When we left for the shoot on Sunday, I knew it would be cold, so I dressed pretty warm. Unfortunately, it's impossible to wear gloves when you're muzzle-loading, so I ended up not being able to feel my fingers for the rest of the day.


The shoot was a multi-discipline shoot, with four 50-point regular targets, a smoothbore target, a pistol target, and knife and 'hawk throwing. I included all this info because I now have a reader who knows what I'm talking about: the awesome Crush of Society guitarist Bobby! He shoots muzzleloaders as well. Anyway, I did well in all the regular targets. I managed to hit the paper all five times with the smoothbore, but kind of gave up on the pistol when I had only hit it twice out of 6 shots.


When they announced the winners, I was pleasantly surprised to discover I had taken third place in the regular aggregate. I was only four points away from first, and I had been up against a lot of very good shooters. I got a knife as my prize for that, and a mug as a thank-you for being a Junior shooter (I was the only person under 50 there).


All in all, it was an interesting experience. I had fun, but would I pass up going to Chicago again? Probably not.

Saturday, October 3, 2009

Homecoming Dance

Tonight was my first High School dance. Usually before dances I am nervous and pace a lot, but I managed to keep myself occupied at work all day. My only major problem was that of my health, because all week I've been fighting with a cold/allergies. Also, last night was the homecoming football game, and I virtually destroyed my voice with cheers and cadences for band. I am not exaggerating when I say I was incredibly happy to get an entire raspy sentence out without my voice just disappearing. Fortunately, I got my voice to come back at least a little in time for the dance. Well, I was at least understandable.

When I got out of the car in front of the school at 7:30 sharp, I walked up to the giant crowd of people getting checked in by two guys I'd never met, and only seen in the halls once or twice. The one who seemed to be more talkative turned to me and asked "Do you play drums?" I told them no, I was a bassist. "Oh, we need a drummer for our band.
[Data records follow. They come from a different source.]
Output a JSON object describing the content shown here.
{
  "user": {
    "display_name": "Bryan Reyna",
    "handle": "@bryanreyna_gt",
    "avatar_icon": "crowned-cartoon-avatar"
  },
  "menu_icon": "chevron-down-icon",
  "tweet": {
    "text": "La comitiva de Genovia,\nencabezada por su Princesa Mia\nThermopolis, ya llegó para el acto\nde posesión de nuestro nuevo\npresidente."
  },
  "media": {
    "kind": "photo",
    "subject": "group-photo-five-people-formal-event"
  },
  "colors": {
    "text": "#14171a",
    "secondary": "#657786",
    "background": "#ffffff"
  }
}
You look like a drummer. Isn't it hard to find a drummer in this school?" We then went into a long discussion about drumming, and each of our respective bands. Keep in mind, I had no clue who these dudes were and they didn't know me. They were basing the entire conversation on looks. It turns out they were in a band with a friend of mine that also plays bass, which I found interesting.
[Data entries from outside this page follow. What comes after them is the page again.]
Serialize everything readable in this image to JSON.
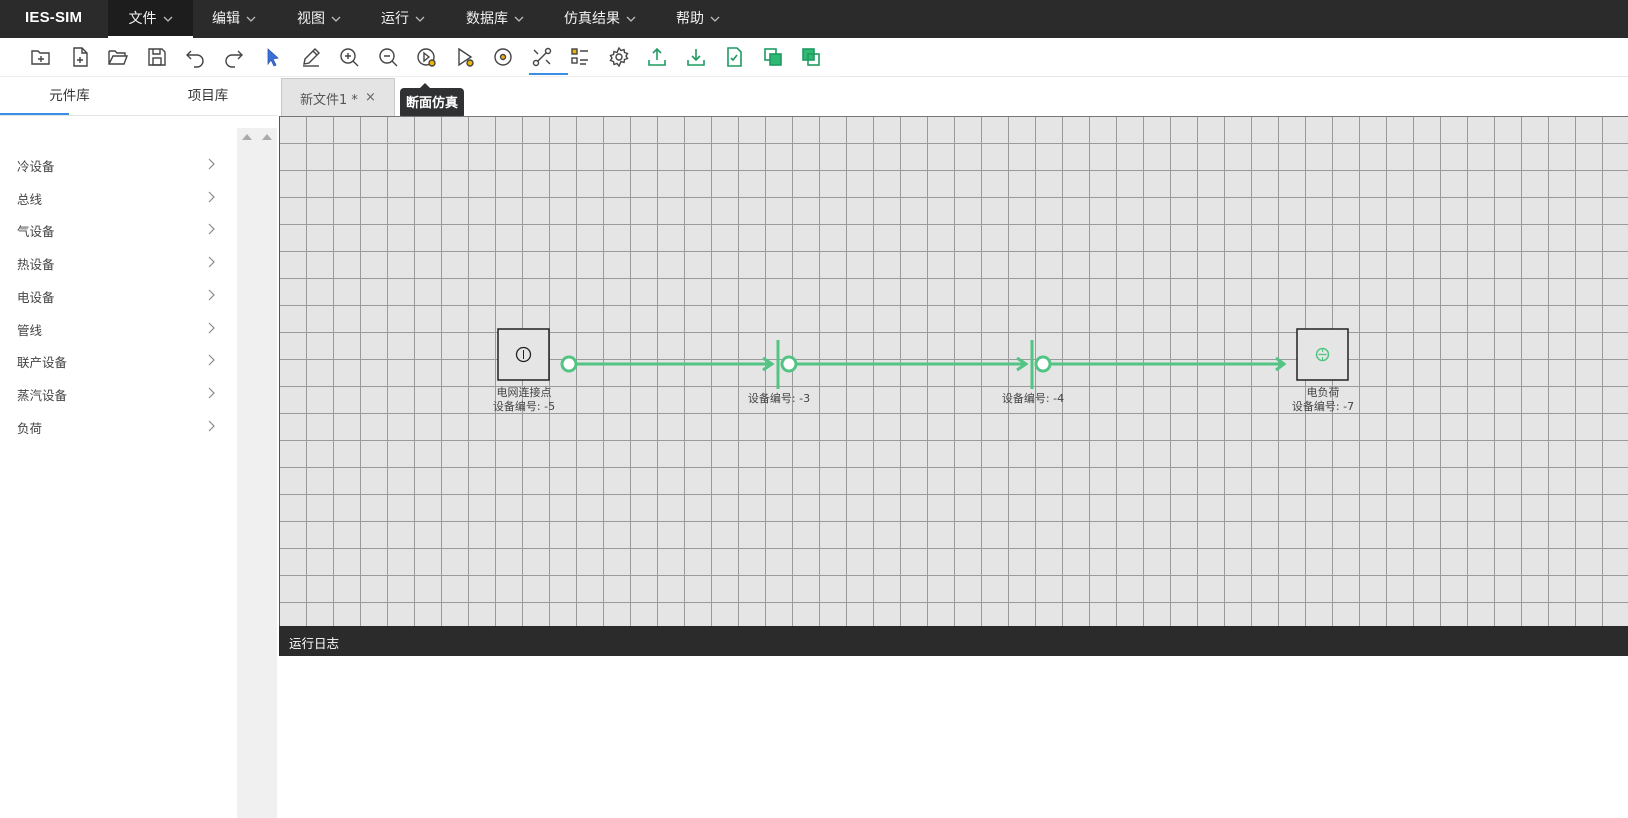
{
  "app": {
    "title": "IES-SIM"
  },
  "menu": [
    {
      "label": "文件"
    },
    {
      "label": "编辑"
    },
    {
      "label": "视图"
    },
    {
      "label": "运行"
    },
    {
      "label": "数据库"
    },
    {
      "label": "仿真结果"
    },
    {
      "label": "帮助"
    }
  ],
  "toolbar": {
    "buttons": [
      "new-folder-icon",
      "new-file-icon",
      "open-folder-icon",
      "save-icon",
      "undo-icon",
      "redo-icon",
      "select-pointer-icon",
      "edit-pen-icon",
      "zoom-in-icon",
      "zoom-out-icon",
      "section-sim-icon",
      "run-pointer-icon",
      "target-icon",
      "connect-icon",
      "checklist-icon",
      "settings-gear-icon",
      "upload-icon",
      "download-icon",
      "verify-doc-icon",
      "copy-layer-icon",
      "layers-icon"
    ],
    "active": "connect-icon",
    "tooltip": "断面仿真",
    "accent_color": "#2eb872"
  },
  "library": {
    "tabs": [
      {
        "label": "元件库"
      },
      {
        "label": "项目库"
      }
    ],
    "categories": [
      {
        "label": "冷设备"
      },
      {
        "label": "总线"
      },
      {
        "label": "气设备"
      },
      {
        "label": "热设备"
      },
      {
        "label": "电设备"
      },
      {
        "label": "管线"
      },
      {
        "label": "联产设备"
      },
      {
        "label": "蒸汽设备"
      },
      {
        "label": "负荷"
      }
    ]
  },
  "file_tab": {
    "label": "新文件1 *",
    "close": "×"
  },
  "diagram": {
    "line_color": "#52c483",
    "nodes": [
      {
        "name": "电网连接点",
        "id_text": "设备编号: -5"
      },
      {
        "name": "",
        "id_text": "设备编号: -3"
      },
      {
        "name": "",
        "id_text": "设备编号: -4"
      },
      {
        "name": "电负荷",
        "id_text": "设备编号: -7"
      }
    ]
  },
  "log": {
    "title": "运行日志"
  }
}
The line to check in was about 15 minutes long, I kid you not. The air was really thick with a mix of every brand of perfume and cologne people were wearing, prompting the thought "smells like teen spirit." (yes, I'm a dork, get over it.) I went with Courtney as my date, of course, but we didn't actually arrive together. This was due to a lack of planning on my part, with us basically just saying we'd find each other once we got there. This was not a good plan. There were over 500 students in there, and I was starting to wonder if we'd even see each other at all in the entire 3 and a half hours. Thankfully we did, because I got there first and waited near the entrance for her along with my other friends who made similar foolish plans.

How can one really say much more about a dance? It was crazy! The differences between J.H. and High School continue to present themselves. At this, there were almost no people awkwardly standing to one side of the dance floor, refusing to dance. I was outside the main mosh, but I still busted a groove with everyone else. Apparently, the trick to it is being an idiot while moving your limbs in a semi-coordinated manner.

I showed up to the dance dressed all nicely,


but before long I had my tie loosened, and my shirt was untucked with the top button undone. All the dancing I did really takes it out of you! It became warmer and warmer in the room as the night wore on, which I mostly blame on extreme physical activity taking place.

Fast forward to the end of the dance. I really didn't want it to end, because it was so fun. As we walked out, the air was once again thick with the smell of teen spirit, only this time in a less perfumed manner. I turned to Courtney and stated, "This will make such a good blog post!"